Gartner forecasts the public cloud computing market will grow from $99 billion in 2017 to $162 billion in 2020. According to IDC (PDF), cloud computing spending is expected to grow at more than six times the rate of IT spending from 2015 through 2020. All forecasts for public cloud computing point to significant growth and usage, but there are a few caveats of using public cloud resources. They don’t necessarily represent barriers to the cloud, but you should consider these questions and issues before you move to the public cloud.
- Controlling Vulnerable Accounts. When you sign up for their services, public cloud providers generate account credentials for you with full rights. Do you know how to keep these credentials safe from unauthorized users?
- Managing Keys. Every server, service, user account, and scripted account uses security keys. Do you have a plan for managing them?
- Paying More. Public cloud resources can help you convert capital expenses (CapEx), such as private cloud hardware and software, into operating expenses (OpEx) that you pay on a monthly or pay-per-use basis. Do you have the technical skills internally to make sure your cloud usage is cost effective?
- Losing Data. Virtual machines don’t behave as you might expect in public clouds. Do you know how to prevent data loss with virtual machines?
- Becoming Cloud Ready. For cloud providers, “cloud readiness” refers to your ability to rebuild servers quickly. Are your administrators ready for this new operating model?
- Managing a Virtual Infrastructure. When you use public cloud resources, you still need a network design—web servers in the front, databases in the back, failover within and across regions. Have you prepared a working design?
- Getting Hacked. It’s not uncommon for people frustrated with all the security keys, security groups, and access control lists (ACLs) to experiment with things they may not understand. This can lead to data exposure to hackers!
- Surrendering Visibility. Unlike traditional environments, in the cloud, you can’t know the precise locations of your servers and data centers. Can your business accept this lack of visibility?
- Going Without Service Guarantees. Public cloud providers only offer “best-effort service levels.” What can you do to overcome potential downtime?
- Overwhelming Costs.

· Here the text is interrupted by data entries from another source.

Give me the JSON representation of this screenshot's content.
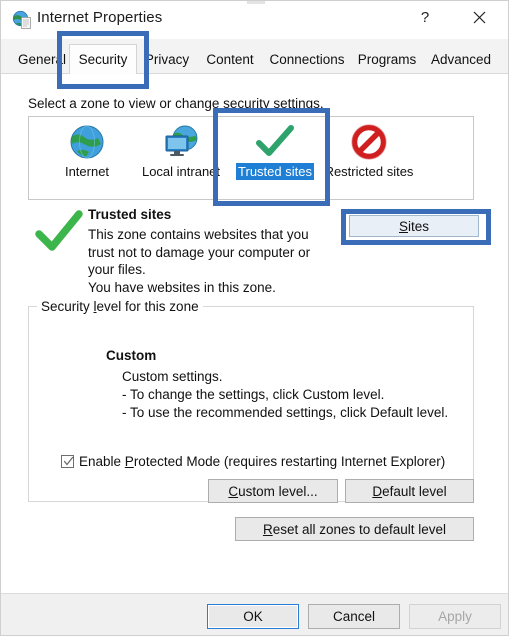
{
  "window": {
    "title": "Internet Properties",
    "icon": "internet-properties-globe-icon",
    "help_label": "?",
    "close_label": "✕"
  },
  "tabs": [
    {
      "label": "General",
      "active": false
    },
    {
      "label": "Security",
      "active": true
    },
    {
      "label": "Privacy",
      "active": false
    },
    {
      "label": "Content",
      "active": false
    },
    {
      "label": "Connections",
      "active": false
    },
    {
      "label": "Programs",
      "active": false
    },
    {
      "label": "Advanced",
      "active": false
    }
  ],
  "security": {
    "zone_prompt": "Select a zone to view or change security settings.",
    "zones": [
      {
        "label": "Internet",
        "icon": "globe-icon",
        "selected": false
      },
      {
        "label": "Local intranet",
        "icon": "globe-monitor-icon",
        "selected": false
      },
      {
        "label": "Trusted sites",
        "icon": "green-check-icon",
        "selected": true
      },
      {
        "label": "Restricted sites",
        "icon": "red-prohibited-icon",
        "selected": false
      }
    ],
    "description": {
      "icon": "green-check-icon",
      "title": "Trusted sites",
      "lines": [
        "This zone contains websites that you",
        "trust not to damage your computer or",
        "your files.",
        "You have websites in this zone."
      ]
    },
    "sites_button": "Sites",
    "level_group_title": "Security level for this zone",
    "level_name": "Custom",
    "level_lines": [
      "Custom settings.",
      "- To change the settings, click Custom level.",
      "- To use the recommended settings, click Default level."
    ],
    "protected_mode": {
      "label": "Enable Protected Mode (requires restarting Internet Explorer)",
      "checked": true
    },
    "custom_level_button": "Custom level...",
    "default_level_button": "Default level",
    "reset_button": "Reset all zones to default level"
  },
  "footer": {
    "ok": "OK",
    "cancel": "Cancel",
    "apply": "Apply",
    "apply_enabled": false
  },
  "annotations": {
    "accent_color": "#3a6cb8",
    "targets": [
      "security-tab",
      "trusted-sites-zone",
      "sites-button"
    ]
  },
  "colors": {
    "selection_blue": "#1e7fd4",
    "annotation_blue": "#3a6cb8",
    "dialog_grey": "#f0f0f0",
    "button_grey": "#e9e9e9"
  }
}
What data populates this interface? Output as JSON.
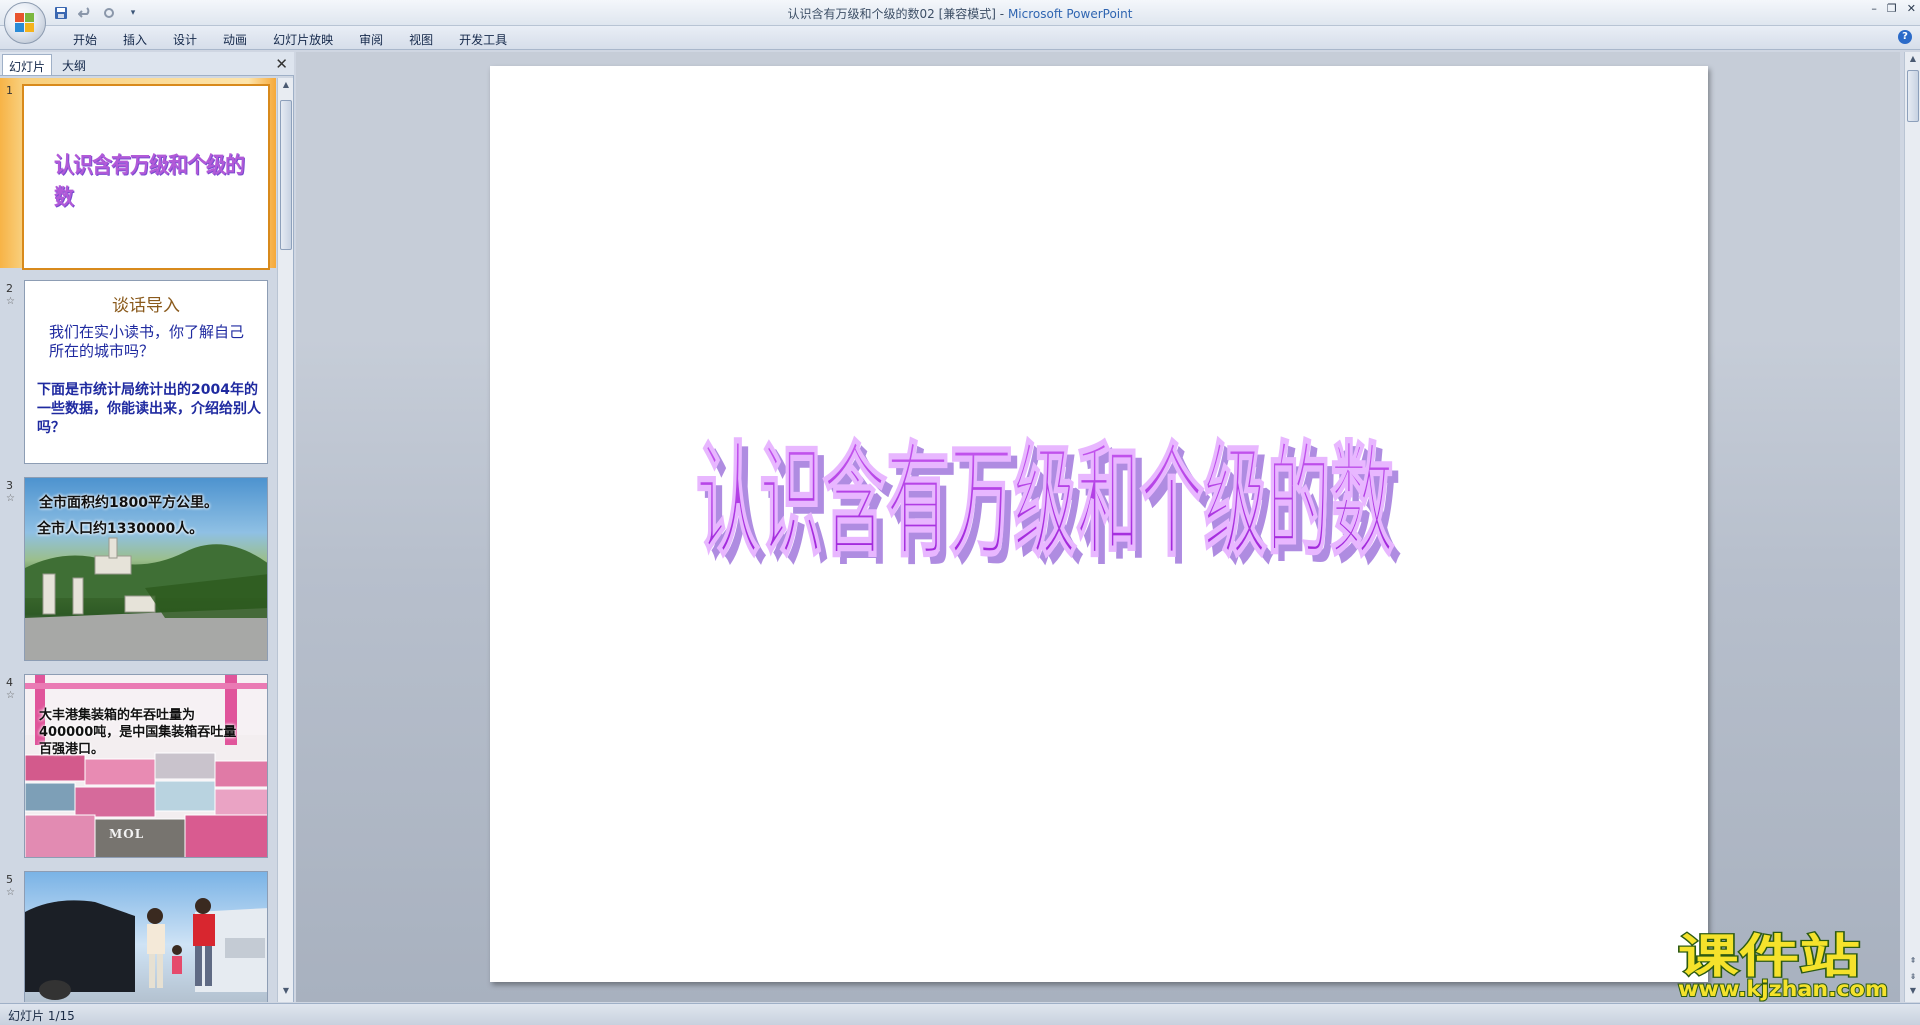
{
  "window": {
    "title": "认识含有万级和个级的数02 [兼容模式]",
    "separator": " - ",
    "app_name": "Microsoft PowerPoint"
  },
  "ribbon": {
    "tabs": [
      "开始",
      "插入",
      "设计",
      "动画",
      "幻灯片放映",
      "审阅",
      "视图",
      "开发工具"
    ]
  },
  "left_pane": {
    "tabs": [
      "幻灯片",
      "大纲"
    ],
    "active_tab": "幻灯片"
  },
  "thumbnails": [
    {
      "num": "1",
      "title": "认识含有万级和个级的数",
      "selected": true
    },
    {
      "num": "2",
      "heading": "谈话导入",
      "line1": "我们在实小读书，你了解自己所在的城市吗？",
      "line2": "下面是市统计局统计出的2004年的一些数据，你能读出来，介绍给别人吗？"
    },
    {
      "num": "3",
      "line1": "全市面积约1800平方公里。",
      "line2": "全市人口约1330000人。"
    },
    {
      "num": "4",
      "line1": "大丰港集装箱的年吞吐量为400000吨，是中国集装箱吞吐量百强港口。",
      "container_mark": "MOL"
    },
    {
      "num": "5"
    }
  ],
  "slide": {
    "title": "认识含有万级和个级的数"
  },
  "status": {
    "slide_indicator": "幻灯片 1/15"
  },
  "watermark": {
    "brand": "课件站",
    "url": "www.kjzhan.com"
  },
  "colors": {
    "title_purple": "#b233e6",
    "title_shadow": "#6e30c9",
    "selected_thumb": "#f7b346",
    "thumb2_heading": "#8a5a1c",
    "thumb2_text": "#1f2aa0"
  }
}
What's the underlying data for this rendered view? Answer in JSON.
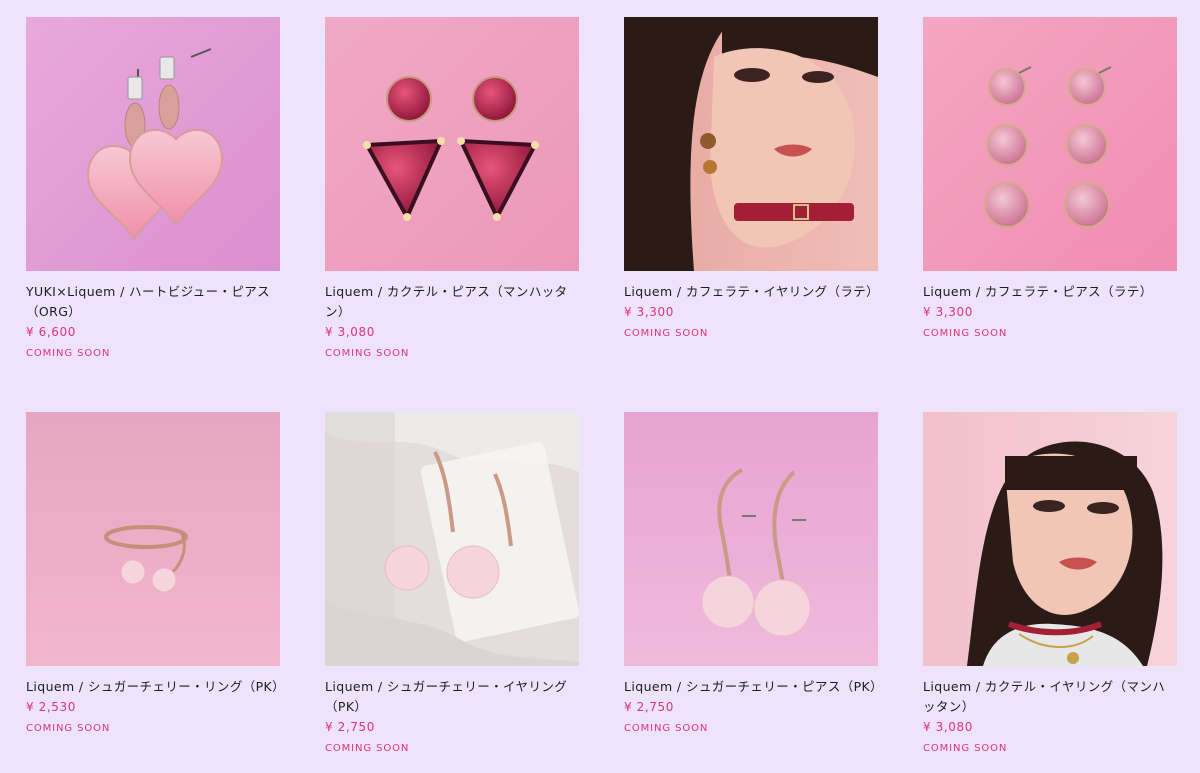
{
  "colors": {
    "page_background": "#EDE3FB",
    "price": "#E0337D",
    "status": "#E0337D"
  },
  "products": [
    {
      "name": "YUKI×Liquem / ハートビジュー・ピアス（ORG）",
      "price": "¥ 6,600",
      "status": "COMING SOON",
      "image_icon": "heart-earrings-image"
    },
    {
      "name": "Liquem / カクテル・ピアス（マンハッタン）",
      "price": "¥ 3,080",
      "status": "COMING SOON",
      "image_icon": "cocktail-earrings-image"
    },
    {
      "name": "Liquem / カフェラテ・イヤリング（ラテ）",
      "price": "¥ 3,300",
      "status": "COMING SOON",
      "image_icon": "model-portrait-image"
    },
    {
      "name": "Liquem / カフェラテ・ピアス（ラテ）",
      "price": "¥ 3,300",
      "status": "COMING SOON",
      "image_icon": "cafe-latte-earrings-image"
    },
    {
      "name": "Liquem / シュガーチェリー・リング（PK）",
      "price": "¥ 2,530",
      "status": "COMING SOON",
      "image_icon": "cherry-ring-image"
    },
    {
      "name": "Liquem / シュガーチェリー・イヤリング（PK）",
      "price": "¥ 2,750",
      "status": "COMING SOON",
      "image_icon": "cherry-earrings-packaging-image"
    },
    {
      "name": "Liquem / シュガーチェリー・ピアス（PK）",
      "price": "¥ 2,750",
      "status": "COMING SOON",
      "image_icon": "cherry-earrings-image"
    },
    {
      "name": "Liquem / カクテル・イヤリング（マンハッタン）",
      "price": "¥ 3,080",
      "status": "COMING SOON",
      "image_icon": "model-portrait-image"
    }
  ]
}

Realizing cost savings from the cloud requires a thorough understanding of the products and pricing systems. It’s important to understand the minutiae.
To learn more about how you can transition to the new cloud computing model, consider our Cloud Strategy and IT Transformation Workshop. It’s a collaborative, interactive discussion that will give you a better understanding of the marketplace and leave you with ideas on how you can integrate the cloud into your own environment.
You can also download our latest eBook – Understanding the Cloud—What You Need to Know Before Diving In.